## Exercise goal
Output all records exactly, with no images.

(Dataset records)
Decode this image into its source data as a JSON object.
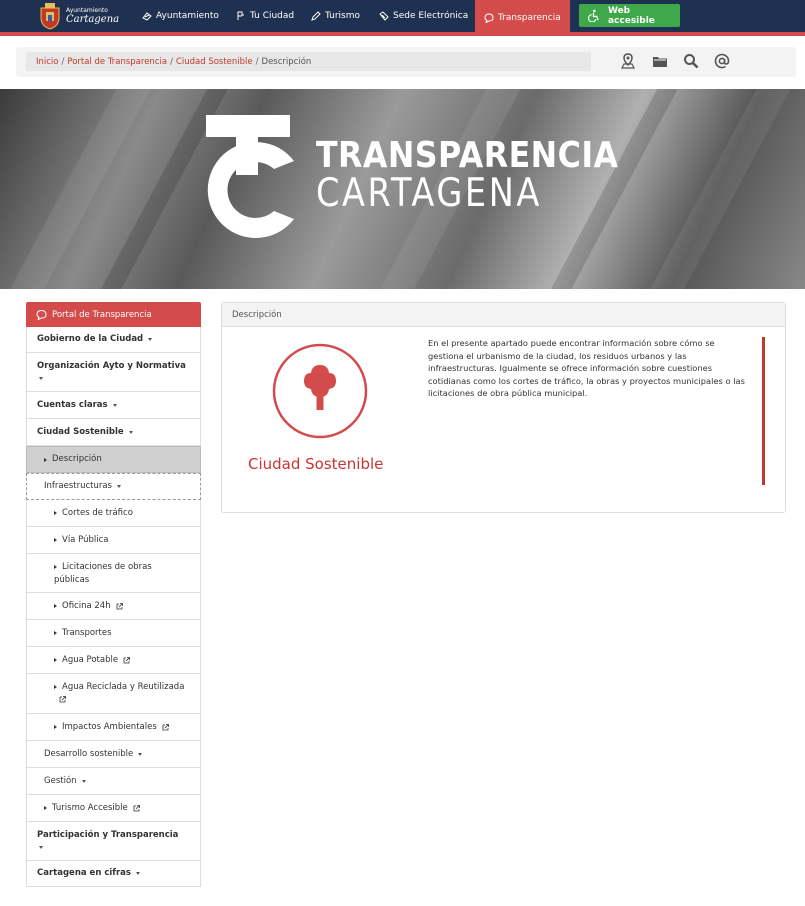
{
  "nav": {
    "logo_line1": "Ayuntamiento",
    "logo_line2": "Cartagena",
    "items": [
      {
        "label": "Ayuntamiento",
        "icon": "ayuntamiento-icon"
      },
      {
        "label": "Tu Ciudad",
        "icon": "ciudad-icon"
      },
      {
        "label": "Turismo",
        "icon": "turismo-icon"
      },
      {
        "label": "Sede Electrónica",
        "icon": "sede-icon"
      },
      {
        "label": "Transparencia",
        "icon": "chat-icon",
        "active": true
      }
    ],
    "accesible_label": "Web accesible",
    "accent": "#d34b4b",
    "bg": "#1e3150",
    "accesible_color": "#3ea84a"
  },
  "breadcrumb": {
    "items": [
      "Inicio",
      "Portal de Transparencia",
      "Ciudad Sostenible"
    ],
    "current": "Descripción"
  },
  "toolbar": {
    "icons": [
      "map-pin-icon",
      "folder-icon",
      "search-icon",
      "at-icon"
    ]
  },
  "banner": {
    "title_line1": "TRANSPARENCIA",
    "title_line2": "CARTAGENA"
  },
  "sidebar": {
    "header": "Portal de Transparencia",
    "items": [
      {
        "label": "Gobierno de la Ciudad"
      },
      {
        "label": "Organización Ayto y Normativa"
      },
      {
        "label": "Cuentas claras"
      },
      {
        "label": "Ciudad Sostenible"
      },
      {
        "label": "Descripción"
      },
      {
        "label": "Infraestructuras"
      },
      {
        "label": "Cortes de tráfico"
      },
      {
        "label": "Vía Pública"
      },
      {
        "label": "Licitaciones de obras públicas"
      },
      {
        "label": "Oficina 24h"
      },
      {
        "label": "Transportes"
      },
      {
        "label": "Agua Potable"
      },
      {
        "label": "Agua Reciclada y Reutilizada"
      },
      {
        "label": "Impactos Ambientales"
      },
      {
        "label": "Desarrollo sostenible"
      },
      {
        "label": "Gestión"
      },
      {
        "label": "Turismo Accesible"
      },
      {
        "label": "Participación y Transparencia"
      },
      {
        "label": "Cartagena en cifras"
      }
    ]
  },
  "main": {
    "title": "Descripción",
    "image_label": "Ciudad Sostenible",
    "description": "En el presente apartado puede encontrar información sobre cómo se gestiona el urbanismo de la ciudad, los residuos urbanos y las infraestructuras. Igualmente se ofrece información sobre cuestiones cotidianas como los cortes de tráfico, la obras y proyectos municipales o las licitaciones de obra pública municipal."
  }
}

## Result
Decode this image into its source data as a JSON object.
{
  "nav": {
    "logo_line1": "Ayuntamiento",
    "logo_line2": "Cartagena",
    "items": [
      {
        "label": "Ayuntamiento",
        "icon": "ayuntamiento-icon"
      },
      {
        "label": "Tu Ciudad",
        "icon": "ciudad-icon"
      },
      {
        "label": "Turismo",
        "icon": "turismo-icon"
      },
      {
        "label": "Sede Electrónica",
        "icon": "sede-icon"
      },
      {
        "label": "Transparencia",
        "icon": "chat-icon",
        "active": true
      }
    ],
    "accesible_label": "Web accesible",
    "accent": "#d34b4b",
    "bg": "#1e3150",
    "accesible_color": "#3ea84a"
  },
  "breadcrumb": {
    "items": [
      "Inicio",
      "Portal de Transparencia",
      "Ciudad Sostenible"
    ],
    "current": "Descripción"
  },
  "toolbar": {
    "icons": [
      "map-pin-icon",
      "folder-icon",
      "search-icon",
      "at-icon"
    ]
  },
  "banner": {
    "title_line1": "TRANSPARENCIA",
    "title_line2": "CARTAGENA"
  },
  "sidebar": {
    "header": "Portal de Transparencia",
    "items": [
      {
        "label": "Gobierno de la Ciudad"
      },
      {
        "label": "Organización Ayto y Normativa"
      },
      {
        "label": "Cuentas claras"
      },
      {
        "label": "Ciudad Sostenible"
      },
      {
        "label": "Descripción"
      },
      {
        "label": "Infraestructuras"
      },
      {
        "label": "Cortes de tráfico"
      },
      {
        "label": "Vía Pública"
      },
      {
        "label": "Licitaciones de obras públicas"
      },
      {
        "label": "Oficina 24h"
      },
      {
        "label": "Transportes"
      },
      {
        "label": "Agua Potable"
      },
      {
        "label": "Agua Reciclada y Reutilizada"
      },
      {
        "label": "Impactos Ambientales"
      },
      {
        "label": "Desarrollo sostenible"
      },
      {
        "label": "Gestión"
      },
      {
        "label": "Turismo Accesible"
      },
      {
        "label": "Participación y Transparencia"
      },
      {
        "label": "Cartagena en cifras"
      }
    ]
  },
  "main": {
    "title": "Descripción",
    "image_label": "Ciudad Sostenible",
    "description": "En el presente apartado puede encontrar información sobre cómo se gestiona el urbanismo de la ciudad, los residuos urbanos y las infraestructuras. Igualmente se ofrece información sobre cuestiones cotidianas como los cortes de tráfico, la obras y proyectos municipales o las licitaciones de obra pública municipal."
  }
}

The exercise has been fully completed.